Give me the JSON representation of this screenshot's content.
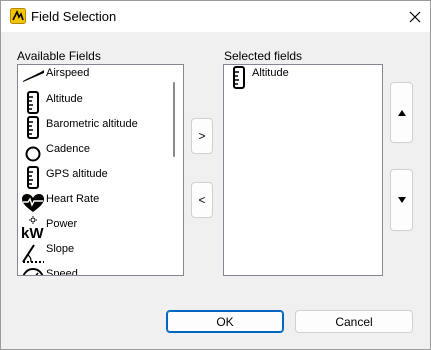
{
  "window": {
    "title": "Field Selection"
  },
  "available": {
    "label": "Available Fields",
    "items": [
      {
        "label": "Airspeed",
        "icon": "airspeed-icon"
      },
      {
        "label": "Altitude",
        "icon": "ruler-icon"
      },
      {
        "label": "Barometric altitude",
        "icon": "ruler-icon"
      },
      {
        "label": "Cadence",
        "icon": "cadence-icon"
      },
      {
        "label": "GPS altitude",
        "icon": "ruler-icon"
      },
      {
        "label": "Heart Rate",
        "icon": "heart-rate-icon"
      },
      {
        "label": "Power",
        "icon": "power-icon"
      },
      {
        "label": "Slope",
        "icon": "slope-icon"
      },
      {
        "label": "Speed",
        "icon": "speed-icon"
      }
    ]
  },
  "selected": {
    "label": "Selected fields",
    "items": [
      {
        "label": "Altitude",
        "icon": "ruler-icon"
      }
    ]
  },
  "buttons": {
    "add": ">",
    "remove": "<",
    "ok": "OK",
    "cancel": "Cancel"
  },
  "colors": {
    "accent": "#0067c0",
    "app_icon_bg": "#f5c400"
  }
}
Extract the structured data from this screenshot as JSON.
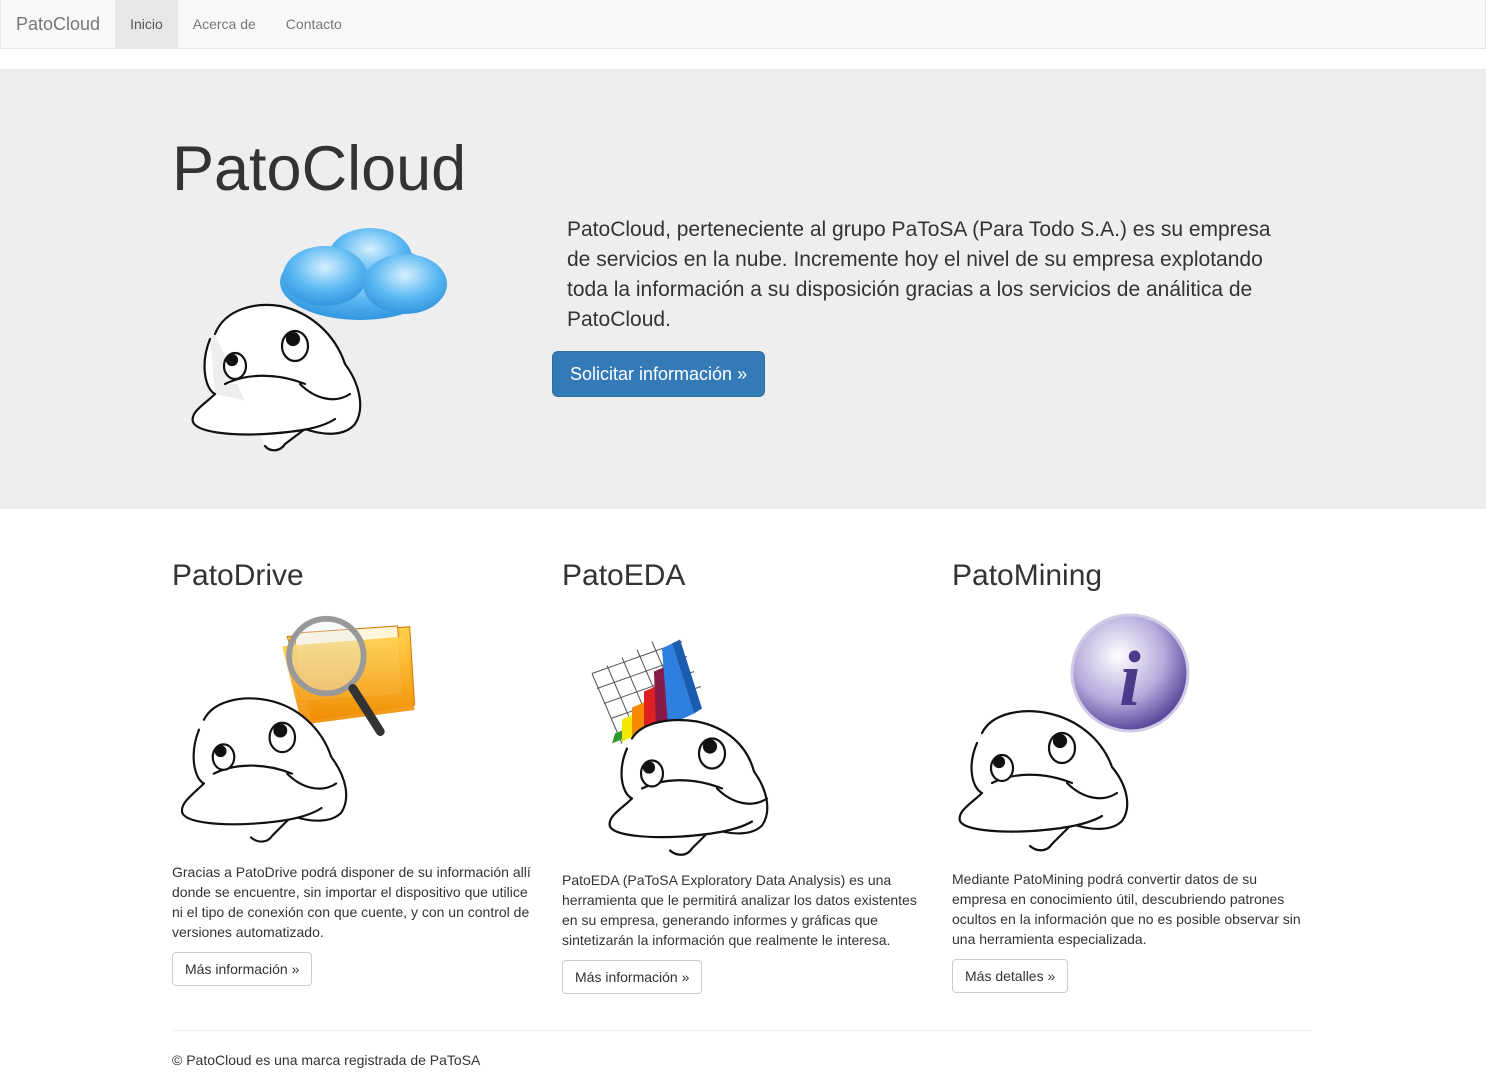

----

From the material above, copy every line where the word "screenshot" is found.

Give me the JSON representation of this screenshot's content.
Extract the structured data from this screenshot as JSON.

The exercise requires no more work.